Rabbits are very popular pets that are great with children when handled from an early age. Tame rabbits are docile creatures, with tons of personality. Peter Rabbit’s Mr McGregor didn’t know what he was missing out on.
Here are some healthy bunny tips!
Food and Drink
Rabbits need a variety of food. In the wild they eat grass, hay and dark leafy greens, so this is what should be reproduced in your home. Avoid lettuce, as it can cause diahorrea, and carrots should only be given as a treat because of the high sugar content. Some garden plants are poisonous, and must be kept away from Thumper’s run. These include rhubarb, plant bulbs such as daffodils, foxglove, laburnum and oak leaves.
On top of grass and hay, a measured amount of extruded rabbit pellets ensure all nutrients are offered. Don’t go overboard no matter how much they like it though, because it can lead to obesity.
It goes without saying that fresh water must always be available. Use a hanging drip drinker and change it every day.
Hutches should be draft and rain proof, and they are best raised to prevent damp seeping in. Ensure that you clean them out regularly, and when it’s cold cover the front to prevent wind chill.
The run should be large enough for your rabbit to stretch out and enjoy comfortable living.
Move the run around your garden to source fresh grass. If you have an indoor bunny, ensure that its tray is frequently cleaned, and that any wires are boxed in. Bored bunnies will chew anything! To prevent boredom, bunnies are best kept in pairs, but they also live alongside guinea pigs quite happily. Neutering is essential if you plan to keep mixed sex bunnies or you will overrun within months! Females can be neutered from 4 months of age and males from around 3 months of age.

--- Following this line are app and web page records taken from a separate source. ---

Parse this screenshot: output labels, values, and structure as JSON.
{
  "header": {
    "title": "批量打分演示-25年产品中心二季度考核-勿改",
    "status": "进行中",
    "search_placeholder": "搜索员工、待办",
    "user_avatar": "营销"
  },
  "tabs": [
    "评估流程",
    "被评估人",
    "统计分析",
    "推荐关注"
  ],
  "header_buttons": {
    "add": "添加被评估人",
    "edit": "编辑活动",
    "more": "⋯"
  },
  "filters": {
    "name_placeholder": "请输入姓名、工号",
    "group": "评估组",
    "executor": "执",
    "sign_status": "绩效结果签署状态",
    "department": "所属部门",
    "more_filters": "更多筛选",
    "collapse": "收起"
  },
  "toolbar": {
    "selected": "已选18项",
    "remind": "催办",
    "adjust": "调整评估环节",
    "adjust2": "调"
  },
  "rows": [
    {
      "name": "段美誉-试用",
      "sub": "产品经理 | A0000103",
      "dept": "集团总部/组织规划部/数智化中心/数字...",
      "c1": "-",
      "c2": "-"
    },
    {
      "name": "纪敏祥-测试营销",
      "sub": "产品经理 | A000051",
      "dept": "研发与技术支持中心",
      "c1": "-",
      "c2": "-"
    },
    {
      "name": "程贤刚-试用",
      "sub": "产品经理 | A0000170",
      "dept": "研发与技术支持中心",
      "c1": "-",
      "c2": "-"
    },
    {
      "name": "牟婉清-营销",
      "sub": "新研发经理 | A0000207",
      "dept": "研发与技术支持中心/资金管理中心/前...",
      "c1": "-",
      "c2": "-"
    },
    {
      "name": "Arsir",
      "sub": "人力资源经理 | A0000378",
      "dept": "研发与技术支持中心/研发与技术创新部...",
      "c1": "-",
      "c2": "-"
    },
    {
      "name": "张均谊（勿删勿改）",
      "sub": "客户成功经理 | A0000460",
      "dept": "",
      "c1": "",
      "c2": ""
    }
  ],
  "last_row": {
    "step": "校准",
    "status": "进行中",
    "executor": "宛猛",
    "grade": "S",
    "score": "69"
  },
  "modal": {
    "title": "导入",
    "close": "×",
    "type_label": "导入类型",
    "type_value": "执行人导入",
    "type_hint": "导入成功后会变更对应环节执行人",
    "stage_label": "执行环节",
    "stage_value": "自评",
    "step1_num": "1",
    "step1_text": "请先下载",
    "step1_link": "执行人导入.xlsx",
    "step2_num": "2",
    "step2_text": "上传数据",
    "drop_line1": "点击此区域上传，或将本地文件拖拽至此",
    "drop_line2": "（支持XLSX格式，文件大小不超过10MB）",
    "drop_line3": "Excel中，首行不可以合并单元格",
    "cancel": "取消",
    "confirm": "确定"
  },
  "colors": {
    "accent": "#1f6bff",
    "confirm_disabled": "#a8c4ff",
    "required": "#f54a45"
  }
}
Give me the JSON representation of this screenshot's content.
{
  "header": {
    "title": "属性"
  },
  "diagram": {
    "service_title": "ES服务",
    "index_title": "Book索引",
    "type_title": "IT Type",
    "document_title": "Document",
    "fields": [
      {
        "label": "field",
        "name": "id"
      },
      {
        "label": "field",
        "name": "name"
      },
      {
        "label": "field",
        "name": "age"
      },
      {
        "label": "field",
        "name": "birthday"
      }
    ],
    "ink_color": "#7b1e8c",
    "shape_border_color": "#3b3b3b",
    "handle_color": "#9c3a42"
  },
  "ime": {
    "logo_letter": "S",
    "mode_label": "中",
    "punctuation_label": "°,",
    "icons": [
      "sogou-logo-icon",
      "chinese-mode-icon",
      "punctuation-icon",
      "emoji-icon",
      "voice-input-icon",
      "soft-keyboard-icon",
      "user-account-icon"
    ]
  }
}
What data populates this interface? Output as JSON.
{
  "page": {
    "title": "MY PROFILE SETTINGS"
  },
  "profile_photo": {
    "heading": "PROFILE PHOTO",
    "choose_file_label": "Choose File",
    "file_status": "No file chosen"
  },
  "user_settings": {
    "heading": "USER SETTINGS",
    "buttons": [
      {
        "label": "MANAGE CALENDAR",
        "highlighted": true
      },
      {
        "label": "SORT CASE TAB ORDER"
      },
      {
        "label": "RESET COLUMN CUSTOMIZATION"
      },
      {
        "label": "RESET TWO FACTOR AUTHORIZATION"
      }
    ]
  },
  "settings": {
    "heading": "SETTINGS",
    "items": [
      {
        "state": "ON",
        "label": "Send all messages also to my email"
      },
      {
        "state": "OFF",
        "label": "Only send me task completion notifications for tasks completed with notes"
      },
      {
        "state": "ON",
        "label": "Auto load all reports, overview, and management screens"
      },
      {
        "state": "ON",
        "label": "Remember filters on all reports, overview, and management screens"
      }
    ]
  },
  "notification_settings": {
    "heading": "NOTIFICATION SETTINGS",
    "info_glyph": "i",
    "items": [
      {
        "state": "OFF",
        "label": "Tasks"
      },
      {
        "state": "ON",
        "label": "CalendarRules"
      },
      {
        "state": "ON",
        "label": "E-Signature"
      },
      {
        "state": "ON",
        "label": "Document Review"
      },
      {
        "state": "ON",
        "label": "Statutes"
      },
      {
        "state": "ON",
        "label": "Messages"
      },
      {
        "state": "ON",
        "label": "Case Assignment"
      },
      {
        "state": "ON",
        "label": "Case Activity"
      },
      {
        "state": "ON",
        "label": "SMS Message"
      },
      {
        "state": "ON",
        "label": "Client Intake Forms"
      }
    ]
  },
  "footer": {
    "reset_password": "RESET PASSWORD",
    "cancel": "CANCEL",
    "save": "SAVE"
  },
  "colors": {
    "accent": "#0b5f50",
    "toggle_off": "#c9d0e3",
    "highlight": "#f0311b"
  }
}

Pet rabbits should be vaccinated and neutered. Vaccinations cover the dreaded myxomatosis, which can spread to captive bunnies. In summer check under your bunny’s tail for maggot infestations which can lead to fly strike – a fatal condition. It’s a good idea to regularly comb your bunny. Not only does this make them easy to handle, but it keeps their coats in good condition and allows you to check for any injuries.
Rabbits are prone to tooth problems, but lots of grass and hay will help keep their teeth healthy. Give them at least their own body size in hay each day.
Bunnies are a rewarding, family-friendly pet when looked after well. If you are thinking about keeping a pet for your children, then you won’t go wrong with a bunny.